If however the non-English word does not convey a meaning to those who will be concerned with the relevant goods or services, then the trade mark is likely to be inherently adapted to distinguish. In a United Kingdom case Burgoyne's Trade Mark (1889) 6 RPC 227, the word OOMOO was held to designate "choice" in an Australian Aboriginal language. Nevertheless Chitty J was of the opinion that the trade mark signified nothing to the ordinary English person.  In Kiku Trade Mark [1978] FSR 246, KIKU, the Japanese word for chrysanthemum, was found to be registrable in Ireland for perfumes and cosmetic preparations, under provisions similar to the Australian provisions. This was because the ordinary person in Ireland in 1978 would need to have the word translated from Japanese in order to know its meaning. These cases support the reasoning in relation to the relevant markets at the time however the Australian market and population may differ.

11.1  Trade marks in non-Latin characters or letters

Consideration of trade marks containing non-Latin characters or letters needs to take into account the typical person concerned with the goods or services. A ground for rejecting an application may exist where the trade mark applied for is rendered in non-Latin characters and the typical person concerned with the goods or services is likely to understand and/or apply a relevant meaning it, whereby the ordinary signification to them is something which is likely to be needed by others. Examples where this might occur include: newspapers targeted at specific portions of the community or translation services. In such situations, it is important to ascertain the meaning of the characters, including and considering translations provided by the applicant. The nature of the goods and/or services and whether other traders are commonly using or are likely to need to use the non-Latin characters or letters in connection with the particular goods or services should also be considered.

11.2  Combinations of multiple languages

When a word/s which lacks inherent adaption to distinguish is combined with word/s in another language which have the same or similar meaning the resultant combination may also lack inherent adaptation to distinguish the applicant’s goods or services, especially in trades where it is common to include indications regarding characteristics of the goods/services in multiple languages – for example:

Trade mark:Goods and or services:Section 41




Boys' clothing; children's clothing; clothing; girl's clothingSection 41 ground for rejection appropriate. Taille is French for size. Talla is Spanish for size. Both languages are well known in Australia. In relation to the goods, Australian consumers are likely to see this as three references to the size of the goods and not a badge of origin as it is common for traders to present information, such as size, in different languages.
​​​​​​​Hair lotions; shampooSection 41 ground for rejection appropriate. The non-Latin characters appearing in the trade mark are Chinese for shampoo. In relation to the goods many Australian consumers are likely to see this as two descriptions of the goods and not a badge of origin.
Translation servicesSection 41 grounds for rejection appropriate. These characters/words represent ‘translation services’ in Japanese, Chinese (simplified), Chinese (traditional), Arabic, French and Spanish respectively. In the context of the services under offer, it is likely that the ordinary significance of the mark would be seen as indicating translation service to the typical person concerned with such services.

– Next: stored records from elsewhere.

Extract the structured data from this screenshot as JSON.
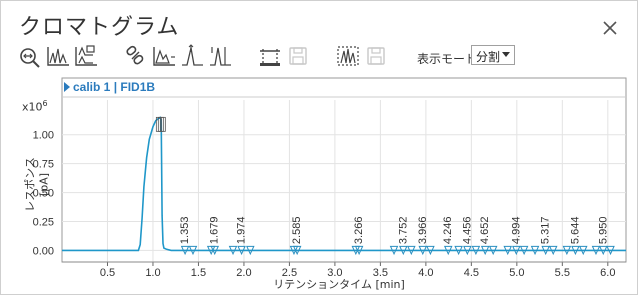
{
  "window": {
    "title": "クロマトグラム"
  },
  "toolbar": {
    "icons": [
      "zoom-fit-icon",
      "overlay-chart-icon",
      "stacked-chart-icon",
      "link-icon",
      "peak-integrate-icon",
      "baseline-icon",
      "peak-split-icon",
      "cursor-measure-icon",
      "save-disabled-icon",
      "peak-label-icon",
      "save-disabled-icon-2"
    ],
    "mode_label": "表示モード",
    "mode_value": "分割"
  },
  "chart_data": {
    "type": "line",
    "title": "calib 1 | FID1B",
    "xlabel": "リテンションタイム [min]",
    "ylabel": "レスポンス [pA]",
    "y_multiplier": "x10 6",
    "xlim": [
      0.0,
      6.2
    ],
    "ylim": [
      -0.1,
      1.3
    ],
    "x_ticks": [
      0.5,
      1.0,
      1.5,
      2.0,
      2.5,
      3.0,
      3.5,
      4.0,
      4.5,
      5.0,
      5.5,
      6.0
    ],
    "x_tick_labels": [
      "0.5",
      "1.0",
      "1.5",
      "2.0",
      "2.5",
      "3.0",
      "3.5",
      "4.0",
      "4.5",
      "5.0",
      "5.5",
      "6.0"
    ],
    "y_ticks": [
      0.0,
      0.25,
      0.5,
      0.75,
      1.0
    ],
    "y_tick_labels": [
      "0.00",
      "0.25",
      "0.50",
      "0.75",
      "1.00"
    ],
    "grid": true,
    "series": [
      {
        "color": "#1f97c9",
        "x": [
          0.0,
          0.84,
          0.86,
          0.88,
          0.9,
          0.93,
          0.96,
          1.0,
          1.03,
          1.06,
          1.08,
          1.09,
          1.1,
          1.11,
          1.12,
          1.15,
          1.2,
          1.4,
          6.2
        ],
        "y": [
          0.0,
          0.0,
          0.05,
          0.28,
          0.55,
          0.8,
          0.96,
          1.07,
          1.12,
          1.14,
          1.15,
          1.13,
          0.3,
          0.06,
          0.02,
          0.01,
          0.0,
          0.0,
          0.0
        ]
      }
    ],
    "peak_markers": [
      1.353,
      1.44,
      1.64,
      1.679,
      1.88,
      1.974,
      2.07,
      2.55,
      2.585,
      3.23,
      3.266,
      3.65,
      3.752,
      3.84,
      3.966,
      4.05,
      4.246,
      4.36,
      4.456,
      4.55,
      4.652,
      4.74,
      4.9,
      4.994,
      5.08,
      5.2,
      5.317,
      5.4,
      5.55,
      5.644,
      5.73,
      5.87,
      5.95,
      6.03
    ],
    "peak_labels": [
      {
        "x": 1.353,
        "text": "1.353"
      },
      {
        "x": 1.679,
        "text": "1.679"
      },
      {
        "x": 1.974,
        "text": "1.974"
      },
      {
        "x": 2.585,
        "text": "2.585"
      },
      {
        "x": 3.266,
        "text": "3.266"
      },
      {
        "x": 3.752,
        "text": "3.752"
      },
      {
        "x": 3.966,
        "text": "3.966"
      },
      {
        "x": 4.246,
        "text": "4.246"
      },
      {
        "x": 4.456,
        "text": "4.456"
      },
      {
        "x": 4.652,
        "text": "4.652"
      },
      {
        "x": 4.994,
        "text": "4.994"
      },
      {
        "x": 5.317,
        "text": "5.317"
      },
      {
        "x": 5.644,
        "text": "5.644"
      },
      {
        "x": 5.95,
        "text": "5.950"
      }
    ]
  }
}
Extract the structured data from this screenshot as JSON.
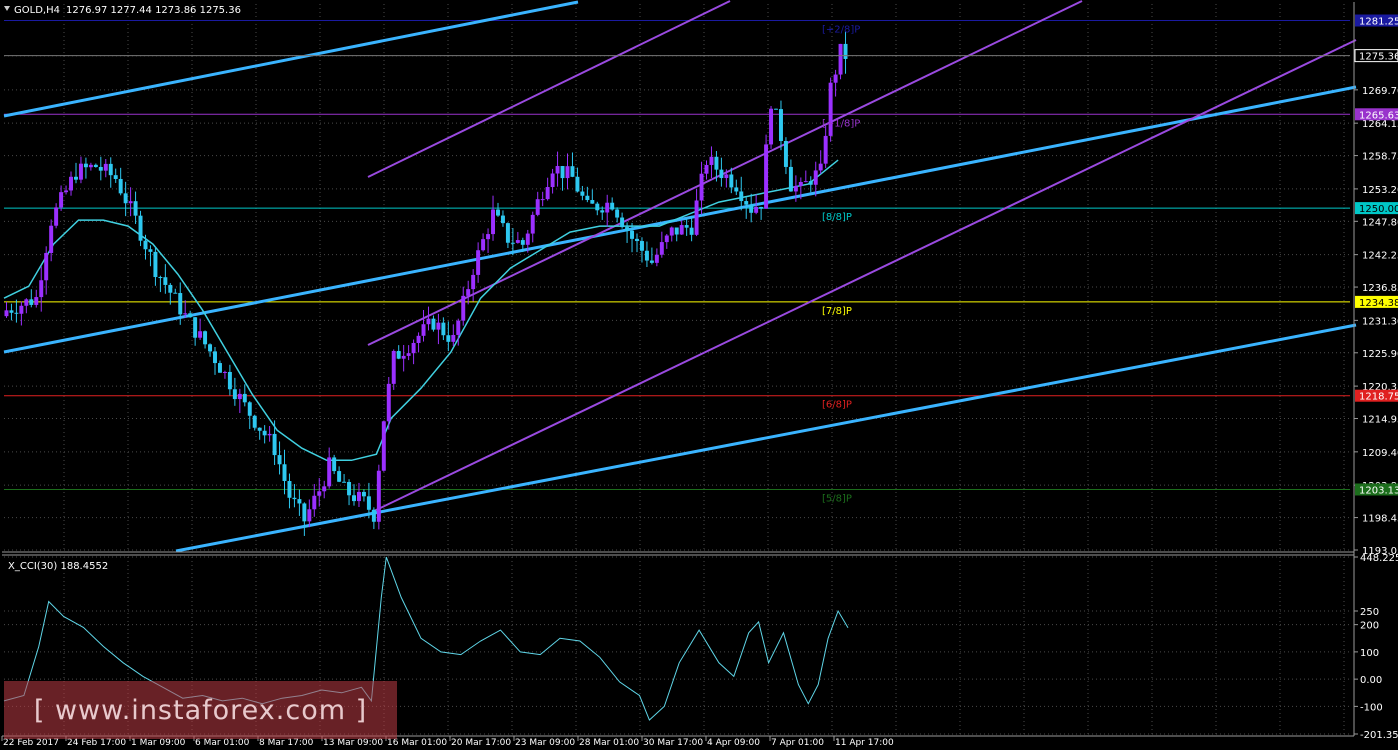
{
  "header": {
    "symbol": "GOLD,H4",
    "ohlc": "1276.97 1277.44 1273.86 1275.36"
  },
  "indicator": {
    "title": "X_CCI(30) 188.4552",
    "axis_labels": [
      "448.2258",
      "250",
      "200",
      "100",
      "0.00",
      "-100",
      "-201.3518"
    ]
  },
  "watermark": "[ www.instaforex.com ]",
  "colors": {
    "background": "#000000",
    "grid": "#4a4a4a",
    "bull_candle": "#9b30ff",
    "bear_candle": "#2ec8f0",
    "channel_blue": "#3ab4ff",
    "channel_purple": "#9a4ae0",
    "moving_average": "#40d0e0",
    "cci_line": "#5fd6e8",
    "level_yellow": "#ffff00",
    "level_red": "#e02020",
    "level_green": "#1c6e1c",
    "level_teal": "#00c8c8",
    "level_purple": "#9933cc",
    "level_navy": "#1a1aa0"
  },
  "chart_data": [
    {
      "type": "candlestick",
      "title": "GOLD,H4",
      "ylim": [
        1193.05,
        1284.0
      ],
      "price_axis_labels": [
        "1275.36",
        "1269.70",
        "1264.15",
        "1258.75",
        "1253.20",
        "1247.80",
        "1242.25",
        "1236.85",
        "1231.30",
        "1225.90",
        "1220.35",
        "1214.95",
        "1209.40",
        "1203.85",
        "1198.45",
        "1193.05"
      ],
      "highlighted_prices": [
        {
          "label": "1250.00",
          "color": "#00c8c8"
        },
        {
          "label": "1234.38",
          "color": "#ffff00"
        },
        {
          "label": "1218.75",
          "color": "#e02020"
        },
        {
          "label": "1203.13",
          "color": "#1c6e1c"
        },
        {
          "label": "1265.63",
          "color": "#9933cc"
        },
        {
          "label": "1281.25",
          "color": "#1a1aa0"
        }
      ],
      "levels": [
        {
          "label": "[8/8]P",
          "price": 1250.0,
          "color": "#00c8c8"
        },
        {
          "label": "[7/8]P",
          "price": 1234.38,
          "color": "#ffff00"
        },
        {
          "label": "[6/8]P",
          "price": 1218.75,
          "color": "#e02020"
        },
        {
          "label": "[5/8]P",
          "price": 1203.13,
          "color": "#1c6e1c"
        },
        {
          "label": "[+1/8]P",
          "price": 1265.63,
          "color": "#9933cc"
        },
        {
          "label": "[+2/8]P",
          "price": 1281.25,
          "color": "#1a1aa0"
        }
      ],
      "x_labels": [
        "22 Feb 2017",
        "24 Feb 17:00",
        "1 Mar 09:00",
        "6 Mar 01:00",
        "8 Mar 17:00",
        "13 Mar 09:00",
        "16 Mar 01:00",
        "20 Mar 17:00",
        "23 Mar 09:00",
        "28 Mar 01:00",
        "30 Mar 17:00",
        "4 Apr 09:00",
        "7 Apr 01:00",
        "11 Apr 17:00"
      ],
      "close_anchors": [
        [
          0,
          1233
        ],
        [
          6,
          1235
        ],
        [
          9,
          1248
        ],
        [
          14,
          1256
        ],
        [
          18,
          1257
        ],
        [
          22,
          1255
        ],
        [
          26,
          1248
        ],
        [
          30,
          1240
        ],
        [
          36,
          1232
        ],
        [
          42,
          1225
        ],
        [
          48,
          1217
        ],
        [
          54,
          1210
        ],
        [
          57,
          1202
        ],
        [
          60,
          1198
        ],
        [
          63,
          1203
        ],
        [
          65,
          1207
        ],
        [
          68,
          1203
        ],
        [
          72,
          1201
        ],
        [
          74,
          1199
        ],
        [
          76,
          1215
        ],
        [
          78,
          1225
        ],
        [
          82,
          1228
        ],
        [
          86,
          1231
        ],
        [
          90,
          1228
        ],
        [
          94,
          1240
        ],
        [
          98,
          1249
        ],
        [
          101,
          1245
        ],
        [
          104,
          1244
        ],
        [
          107,
          1251
        ],
        [
          110,
          1257
        ],
        [
          114,
          1255
        ],
        [
          117,
          1250
        ],
        [
          122,
          1251
        ],
        [
          126,
          1245
        ],
        [
          130,
          1241
        ],
        [
          134,
          1246
        ],
        [
          138,
          1247
        ],
        [
          141,
          1258
        ],
        [
          144,
          1256
        ],
        [
          147,
          1254
        ],
        [
          150,
          1250
        ],
        [
          152,
          1251
        ],
        [
          154,
          1268
        ],
        [
          156,
          1262
        ],
        [
          158,
          1254
        ],
        [
          160,
          1253
        ],
        [
          162,
          1255
        ],
        [
          164,
          1256
        ],
        [
          166,
          1270
        ],
        [
          168,
          1276
        ],
        [
          169,
          1275.4
        ]
      ],
      "moving_average_points": [
        [
          0,
          1235
        ],
        [
          5,
          1237
        ],
        [
          10,
          1244
        ],
        [
          15,
          1248
        ],
        [
          20,
          1248
        ],
        [
          25,
          1247
        ],
        [
          30,
          1244
        ],
        [
          35,
          1239
        ],
        [
          40,
          1233
        ],
        [
          45,
          1226
        ],
        [
          50,
          1219
        ],
        [
          55,
          1213
        ],
        [
          60,
          1210
        ],
        [
          65,
          1208
        ],
        [
          70,
          1208
        ],
        [
          75,
          1209
        ],
        [
          78,
          1215
        ],
        [
          84,
          1220
        ],
        [
          90,
          1226
        ],
        [
          96,
          1235
        ],
        [
          102,
          1240
        ],
        [
          108,
          1243
        ],
        [
          114,
          1246
        ],
        [
          120,
          1247
        ],
        [
          126,
          1247
        ],
        [
          132,
          1247
        ],
        [
          138,
          1249
        ],
        [
          144,
          1251
        ],
        [
          150,
          1252
        ],
        [
          156,
          1253
        ],
        [
          162,
          1254
        ],
        [
          168,
          1258
        ]
      ]
    },
    {
      "type": "line",
      "title": "X_CCI(30) 188.4552",
      "ylim": [
        -201.3518,
        448.2258
      ],
      "series": [
        {
          "points": [
            [
              0,
              -80
            ],
            [
              4,
              -60
            ],
            [
              7,
              120
            ],
            [
              9,
              285
            ],
            [
              12,
              230
            ],
            [
              16,
              190
            ],
            [
              20,
              120
            ],
            [
              24,
              60
            ],
            [
              28,
              10
            ],
            [
              32,
              -30
            ],
            [
              36,
              -70
            ],
            [
              40,
              -60
            ],
            [
              44,
              -80
            ],
            [
              48,
              -70
            ],
            [
              52,
              -90
            ],
            [
              56,
              -70
            ],
            [
              60,
              -60
            ],
            [
              64,
              -40
            ],
            [
              68,
              -50
            ],
            [
              72,
              -30
            ],
            [
              74,
              -80
            ],
            [
              76,
              300
            ],
            [
              77,
              448
            ],
            [
              80,
              300
            ],
            [
              84,
              150
            ],
            [
              88,
              100
            ],
            [
              92,
              90
            ],
            [
              96,
              140
            ],
            [
              100,
              180
            ],
            [
              104,
              100
            ],
            [
              108,
              90
            ],
            [
              112,
              150
            ],
            [
              116,
              140
            ],
            [
              120,
              80
            ],
            [
              124,
              -10
            ],
            [
              128,
              -60
            ],
            [
              130,
              -150
            ],
            [
              133,
              -100
            ],
            [
              136,
              60
            ],
            [
              140,
              180
            ],
            [
              144,
              60
            ],
            [
              147,
              10
            ],
            [
              150,
              170
            ],
            [
              152,
              210
            ],
            [
              154,
              60
            ],
            [
              157,
              170
            ],
            [
              160,
              -20
            ],
            [
              162,
              -90
            ],
            [
              164,
              -20
            ],
            [
              166,
              150
            ],
            [
              168,
              250
            ],
            [
              170,
              188.46
            ]
          ]
        }
      ]
    }
  ]
}
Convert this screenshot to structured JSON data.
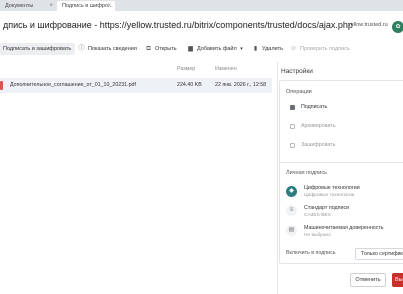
{
  "tabs": [
    {
      "label": "Документы",
      "close": "×"
    },
    {
      "label": "Подпись и шифро...",
      "close": "×"
    }
  ],
  "titlebar": {
    "title": "дпись и шифрование - https://yellow.trusted.ru/bitrix/components/trusted/docs/ajax.php",
    "domain": "yellow.trusted.ru"
  },
  "toolbar": {
    "sign_encrypt": "Подписать и зашифровать",
    "show_info": "Показать сведения",
    "open": "Открыть",
    "add_file": "Добавить файл",
    "add_file_caret": "▾",
    "delete": "Удалить",
    "verify": "Проверить подпись"
  },
  "table": {
    "headers": {
      "name": "",
      "size": "Размер",
      "modified": "Изменен"
    },
    "rows": [
      {
        "name": "Дополнительное_соглашение_от_01_10_20231.pdf",
        "size": "224.40 KB",
        "modified": "22 янв. 2026 г., 12:58"
      }
    ]
  },
  "settings": {
    "heading": "Настройки",
    "operations_label": "Операции",
    "operations": [
      {
        "label": "Подписать",
        "checked": true
      },
      {
        "label": "Архивировать",
        "checked": false
      },
      {
        "label": "Зашифровать",
        "checked": false
      }
    ],
    "signature": {
      "label": "Личная подпись",
      "certificate": {
        "title": "Цифровые технологии",
        "subtitle": "Цифровые технологии"
      },
      "standard": {
        "title": "Стандарт подписи",
        "subtitle": "CAdES-BES"
      },
      "proxy": {
        "title": "Машиночитаемая доверенность",
        "subtitle": "Не выбрано"
      },
      "include_label": "Включить в подпись",
      "include_value": "Только сертификат"
    }
  },
  "footer": {
    "cancel": "Отменить",
    "execute": "Выполнить"
  },
  "colors": {
    "accent": "#2d7d82",
    "danger": "#c9302c",
    "selected_row": "#eef1f5"
  }
}
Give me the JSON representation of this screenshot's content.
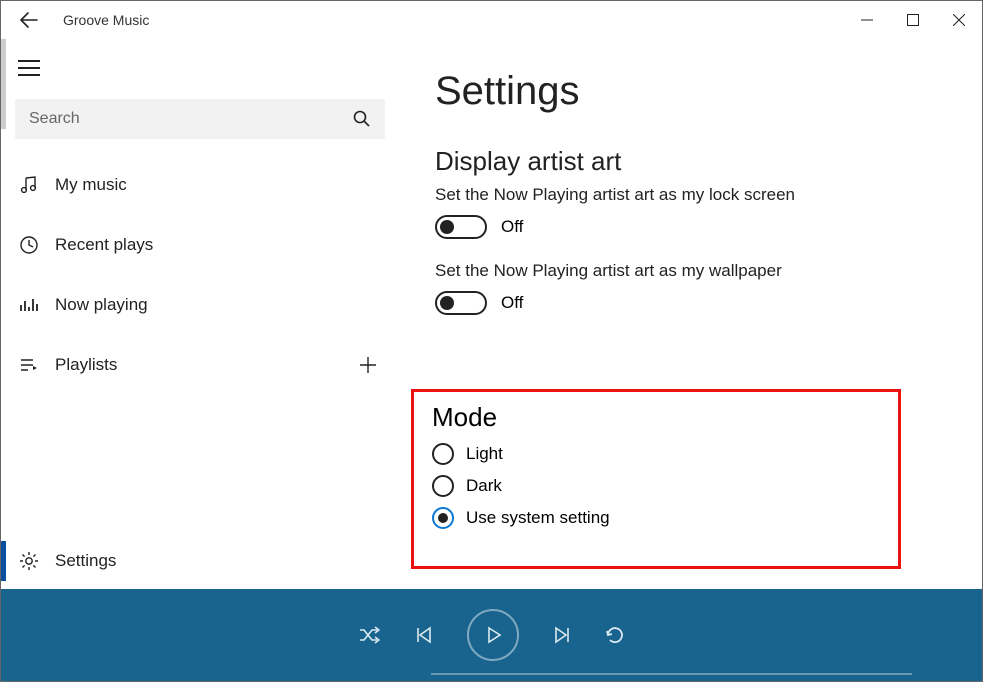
{
  "titlebar": {
    "app_name": "Groove Music"
  },
  "search": {
    "placeholder": "Search"
  },
  "sidebar": {
    "items": [
      {
        "label": "My music"
      },
      {
        "label": "Recent plays"
      },
      {
        "label": "Now playing"
      },
      {
        "label": "Playlists"
      }
    ],
    "settings_label": "Settings"
  },
  "content": {
    "page_title": "Settings",
    "artist_art": {
      "section_title": "Display artist art",
      "lock_screen_desc": "Set the Now Playing artist art as my lock screen",
      "lock_screen_state": "Off",
      "wallpaper_desc": "Set the Now Playing artist art as my wallpaper",
      "wallpaper_state": "Off"
    },
    "mode": {
      "section_title": "Mode",
      "options": [
        {
          "label": "Light",
          "selected": false
        },
        {
          "label": "Dark",
          "selected": false
        },
        {
          "label": "Use system setting",
          "selected": true
        }
      ]
    }
  }
}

Trade marks comprised of more than one language, except when the word/s or character/s have the same or similar meaning, will generally be prima facie capable of distinguishing. A trade mark's inherent adaptation to distinguish increases when it contains a combination of different languages, as the likelihood of other traders already using or desiring to use that particular combination without improper motive is more unlikely.